Do Social Media Contests Help or Hurt When Promoting HIT?
By Amanda Guisbond (agbond)
I asked myself this question after coming across the Department of Health and Human Services (HHS)’ most recent consumer campaign, the “What’s In Your Health Record?” video challenge. According to the HHS microsite promoting the contest:
Have you ever asked for a copy of your health record and reviewed it? If so, tell us about it! We invite you to participate in the “What’s in Your Health Record??” Video Challenge (#YourHealthRecord). Create a short, compelling video (up to 2 minutes in length) sharing how getting access to review your health record and checking the information can help make sure you or your loved ones get the best care. It’s important that you and your health care providers have the right information to make the best decisions.
Contestants have a little more than a month – until August 20 – to submit videos via YouTube or Vimeo, along with a text description, transcript of the video, and consent forms for anyone involved. First Prize winner takes home $3,000 – second and third winners, and honorable mentions, also receive cash prizes in lesser amounts.
The HHS states the goal of the video challenge is to “develop compelling videos that will motivate and inspire others to request electronic access to their health records and improve care.”
Here’s where I begin to struggle – and it’s two-fold:
First, how many people are eligible and inclined to create a video? Are consumers, beyond the niche online health IT community, going to take the necessary steps to create a video on a complicated and still not broadly understood topic during their Summer vacation months? Not to mention, how many people have actually requested access to their electronic record? We’re still seeing media coverage of the Pew survey finding that less than half of the country knew Obamacare was upheld. I’d guess that even less than that 45 percent know about electronic health records.

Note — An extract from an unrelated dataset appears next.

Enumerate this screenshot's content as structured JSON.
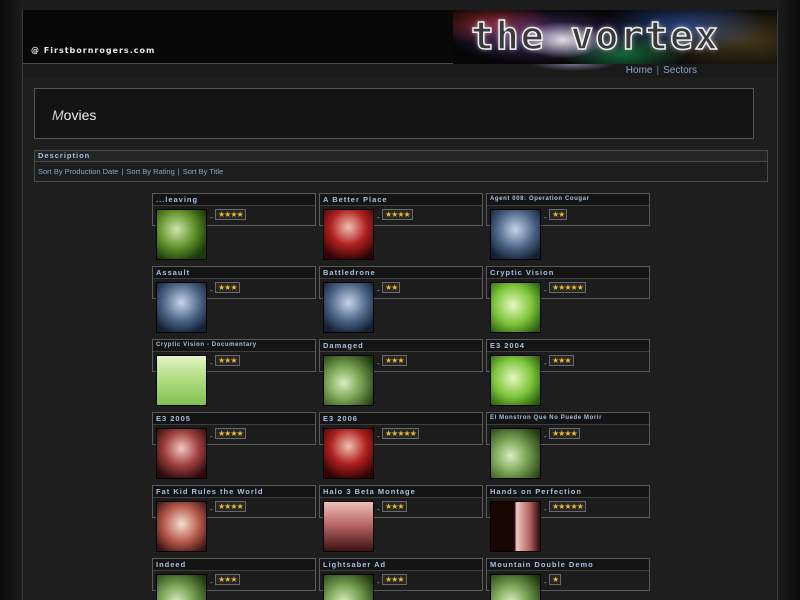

Second, what about your target audience? If the HHS’ goal is to motivate and inspire those who might not otherwise request access to their health record, is their target audience on YouTube or Vimeo? Would they be coming across hashtags like #YourHealthRecord (which has yet to be used) on Twitter?
I hate to knock the effort from the ONC – I think engaging consumers in health IT practices and educating them on the value of accessing your personal information via an electronic record is a worthy, if not very challenging, effort. And I appreciate that the U.S. government keeps trying to better inform consumers through social contests and campaigns. However, I’m not sure it’s working…yet.
Where I think the HHS could wield their force is toward the healthcare providers – despite new tools to manage their health, patients still value face time with their doctors. Perhaps these visits could include some discussion of the benefits of electronic records to patients. Maybe the HHS could develop compelling messaging and marketing collateral for doctors and nurses to share with their patients. Or – and not to sound trite but I believe this to be true – maybe it’s time to pool all the money spent here and there on smaller campaigns and promote the bananas out of the U.S. Olympics team using electronic health records for the first time. If Olympic swimmer Ryan Lochte showed up on The Today Show talking about how cool it is to get his patient information electronically, more consumers might perk up.
Back to my original question – I don’t think social media contests hurt health IT, but they may be hurting the HHS’ future chances of getting buy-in and budget toward important health IT marketing initiatives if others fall short. Let’s face it: the benefits of electronic health records are still not as “consumer friendly” as the perils of H1N1 (thanks to @levydr for the link!).
Do you think the “What’s In Your Health Record?” video challenge is a good idea? Why or why not?